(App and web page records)
Start of Block

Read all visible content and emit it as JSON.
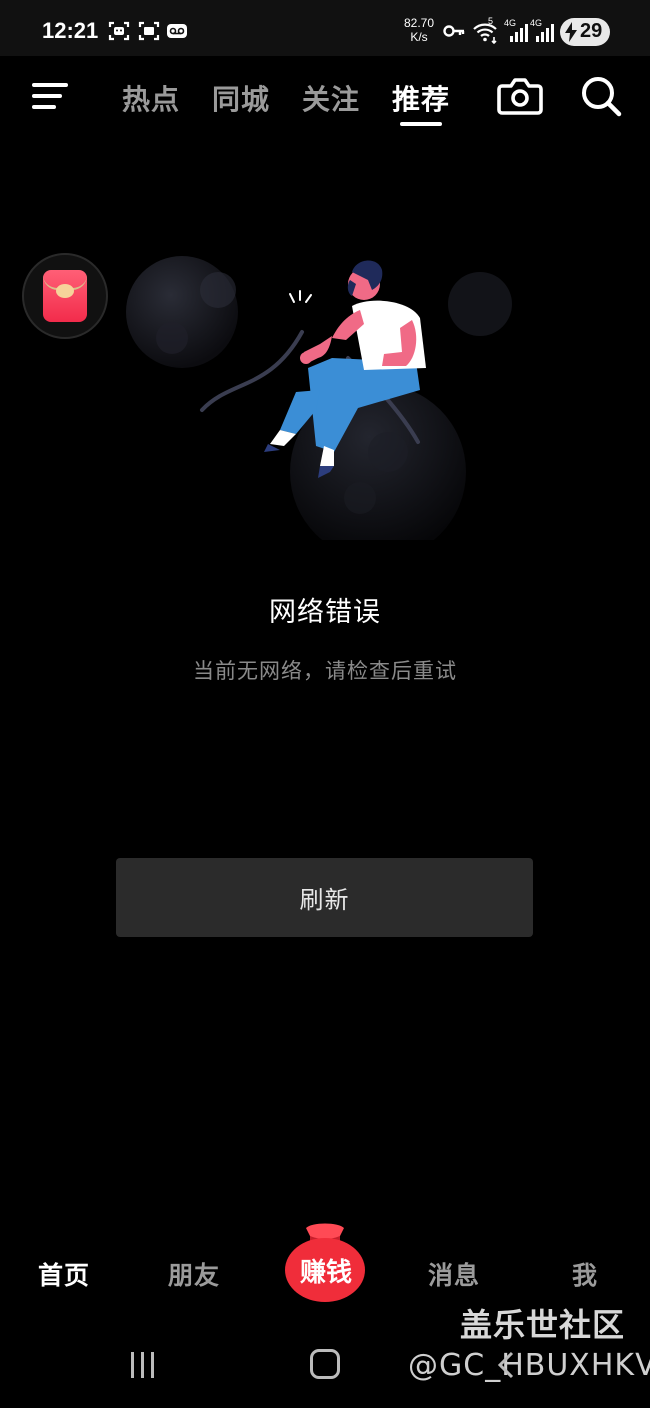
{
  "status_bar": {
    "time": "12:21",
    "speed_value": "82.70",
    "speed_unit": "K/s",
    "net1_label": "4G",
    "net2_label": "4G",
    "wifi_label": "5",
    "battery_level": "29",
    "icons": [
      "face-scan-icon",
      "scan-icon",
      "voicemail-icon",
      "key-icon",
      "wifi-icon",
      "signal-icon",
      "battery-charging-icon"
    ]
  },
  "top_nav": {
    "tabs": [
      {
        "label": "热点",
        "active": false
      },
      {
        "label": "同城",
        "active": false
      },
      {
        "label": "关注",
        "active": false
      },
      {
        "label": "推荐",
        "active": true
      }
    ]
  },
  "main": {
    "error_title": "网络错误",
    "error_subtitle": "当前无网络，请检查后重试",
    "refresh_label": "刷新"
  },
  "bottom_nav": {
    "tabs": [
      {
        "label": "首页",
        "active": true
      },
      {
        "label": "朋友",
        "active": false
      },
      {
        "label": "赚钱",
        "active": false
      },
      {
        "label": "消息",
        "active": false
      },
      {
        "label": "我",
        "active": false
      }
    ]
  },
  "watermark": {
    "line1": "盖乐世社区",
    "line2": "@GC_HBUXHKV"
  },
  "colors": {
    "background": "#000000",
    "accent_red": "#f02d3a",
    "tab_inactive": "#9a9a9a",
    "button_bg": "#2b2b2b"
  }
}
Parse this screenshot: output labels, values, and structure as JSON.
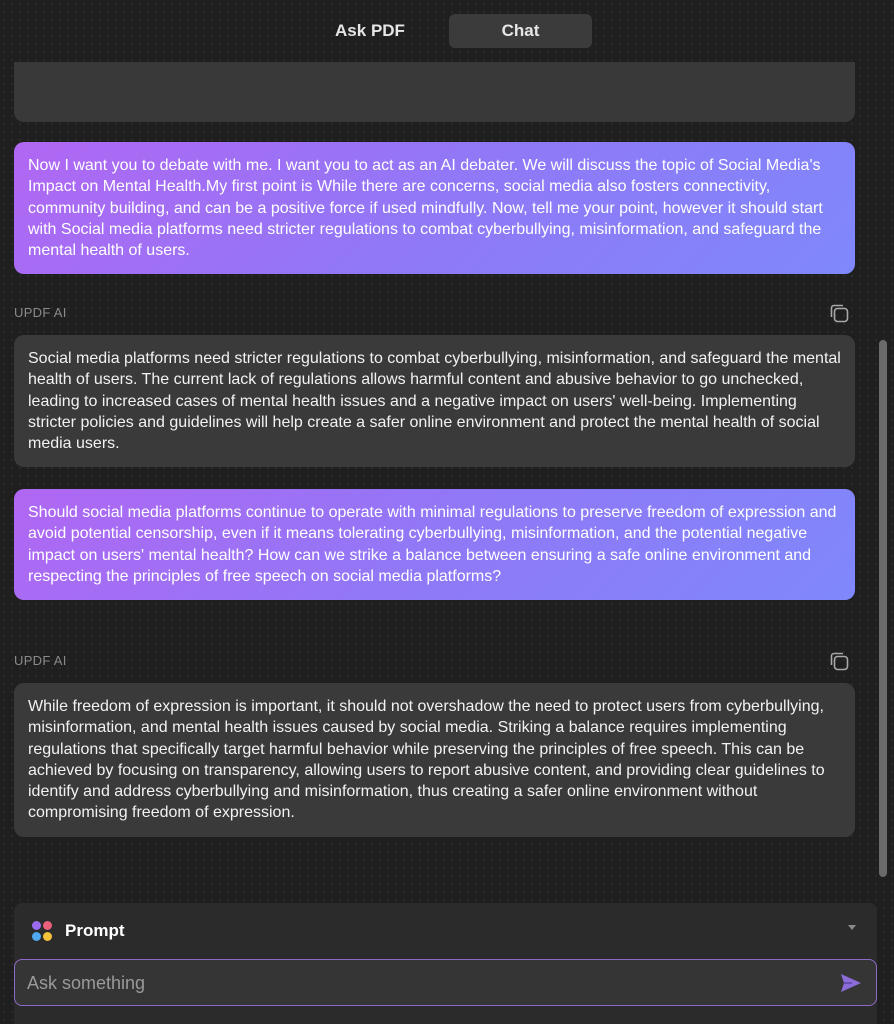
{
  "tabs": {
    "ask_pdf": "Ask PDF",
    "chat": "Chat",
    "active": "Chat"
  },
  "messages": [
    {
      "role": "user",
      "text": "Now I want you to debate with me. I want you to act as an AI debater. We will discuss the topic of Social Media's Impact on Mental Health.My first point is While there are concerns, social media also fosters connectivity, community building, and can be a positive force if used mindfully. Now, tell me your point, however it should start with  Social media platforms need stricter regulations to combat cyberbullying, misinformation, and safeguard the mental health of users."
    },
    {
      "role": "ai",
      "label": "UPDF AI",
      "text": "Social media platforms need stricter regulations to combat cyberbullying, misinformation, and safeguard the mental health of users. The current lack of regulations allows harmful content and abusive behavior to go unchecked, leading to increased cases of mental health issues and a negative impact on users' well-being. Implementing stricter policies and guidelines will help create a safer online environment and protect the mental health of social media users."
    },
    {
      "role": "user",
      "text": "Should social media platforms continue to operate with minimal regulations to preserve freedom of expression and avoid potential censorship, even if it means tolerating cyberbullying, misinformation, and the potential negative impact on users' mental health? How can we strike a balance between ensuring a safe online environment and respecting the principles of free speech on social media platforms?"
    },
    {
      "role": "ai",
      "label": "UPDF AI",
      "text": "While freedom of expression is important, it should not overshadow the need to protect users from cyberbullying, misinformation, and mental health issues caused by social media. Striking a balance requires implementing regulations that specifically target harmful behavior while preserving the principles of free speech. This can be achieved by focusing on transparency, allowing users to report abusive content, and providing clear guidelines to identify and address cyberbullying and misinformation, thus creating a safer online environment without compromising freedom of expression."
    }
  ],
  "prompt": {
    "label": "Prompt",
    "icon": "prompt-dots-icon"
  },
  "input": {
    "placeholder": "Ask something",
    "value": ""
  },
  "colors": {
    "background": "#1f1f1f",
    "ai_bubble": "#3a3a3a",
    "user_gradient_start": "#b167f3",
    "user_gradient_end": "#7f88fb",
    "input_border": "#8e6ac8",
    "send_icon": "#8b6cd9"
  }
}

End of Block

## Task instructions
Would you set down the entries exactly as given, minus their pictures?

## Written solution
Read all visible content and emit it as JSON.
{
  "status_bar": {
    "time": "12:21",
    "speed_value": "82.70",
    "speed_unit": "K/s",
    "net1_label": "4G",
    "net2_label": "4G",
    "wifi_label": "5",
    "battery_level": "29",
    "icons": [
      "face-scan-icon",
      "scan-icon",
      "voicemail-icon",
      "key-icon",
      "wifi-icon",
      "signal-icon",
      "battery-charging-icon"
    ]
  },
  "top_nav": {
    "tabs": [
      {
        "label": "热点",
        "active": false
      },
      {
        "label": "同城",
        "active": false
      },
      {
        "label": "关注",
        "active": false
      },
      {
        "label": "推荐",
        "active": true
      }
    ]
  },
  "main": {
    "error_title": "网络错误",
    "error_subtitle": "当前无网络，请检查后重试",
    "refresh_label": "刷新"
  },
  "bottom_nav": {
    "tabs": [
      {
        "label": "首页",
        "active": true
      },
      {
        "label": "朋友",
        "active": false
      },
      {
        "label": "赚钱",
        "active": false
      },
      {
        "label": "消息",
        "active": false
      },
      {
        "label": "我",
        "active": false
      }
    ]
  },
  "watermark": {
    "line1": "盖乐世社区",
    "line2": "@GC_HBUXHKV"
  },
  "colors": {
    "background": "#000000",
    "accent_red": "#f02d3a",
    "tab_inactive": "#9a9a9a",
    "button_bg": "#2b2b2b"
  }
}
Parse this screenshot: output labels, values, and structure as JSON.
{
  "tabs": {
    "ask_pdf": "Ask PDF",
    "chat": "Chat",
    "active": "Chat"
  },
  "messages": [
    {
      "role": "user",
      "text": "Now I want you to debate with me. I want you to act as an AI debater. We will discuss the topic of Social Media's Impact on Mental Health.My first point is While there are concerns, social media also fosters connectivity, community building, and can be a positive force if used mindfully. Now, tell me your point, however it should start with  Social media platforms need stricter regulations to combat cyberbullying, misinformation, and safeguard the mental health of users."
    },
    {
      "role": "ai",
      "label": "UPDF AI",
      "text": "Social media platforms need stricter regulations to combat cyberbullying, misinformation, and safeguard the mental health of users. The current lack of regulations allows harmful content and abusive behavior to go unchecked, leading to increased cases of mental health issues and a negative impact on users' well-being. Implementing stricter policies and guidelines will help create a safer online environment and protect the mental health of social media users."
    },
    {
      "role": "user",
      "text": "Should social media platforms continue to operate with minimal regulations to preserve freedom of expression and avoid potential censorship, even if it means tolerating cyberbullying, misinformation, and the potential negative impact on users' mental health? How can we strike a balance between ensuring a safe online environment and respecting the principles of free speech on social media platforms?"
    },
    {
      "role": "ai",
      "label": "UPDF AI",
      "text": "While freedom of expression is important, it should not overshadow the need to protect users from cyberbullying, misinformation, and mental health issues caused by social media. Striking a balance requires implementing regulations that specifically target harmful behavior while preserving the principles of free speech. This can be achieved by focusing on transparency, allowing users to report abusive content, and providing clear guidelines to identify and address cyberbullying and misinformation, thus creating a safer online environment without compromising freedom of expression."
    }
  ],
  "prompt": {
    "label": "Prompt",
    "icon": "prompt-dots-icon"
  },
  "input": {
    "placeholder": "Ask something",
    "value": ""
  },
  "colors": {
    "background": "#1f1f1f",
    "ai_bubble": "#3a3a3a",
    "user_gradient_start": "#b167f3",
    "user_gradient_end": "#7f88fb",
    "input_border": "#8e6ac8",
    "send_icon": "#8b6cd9"
  }
}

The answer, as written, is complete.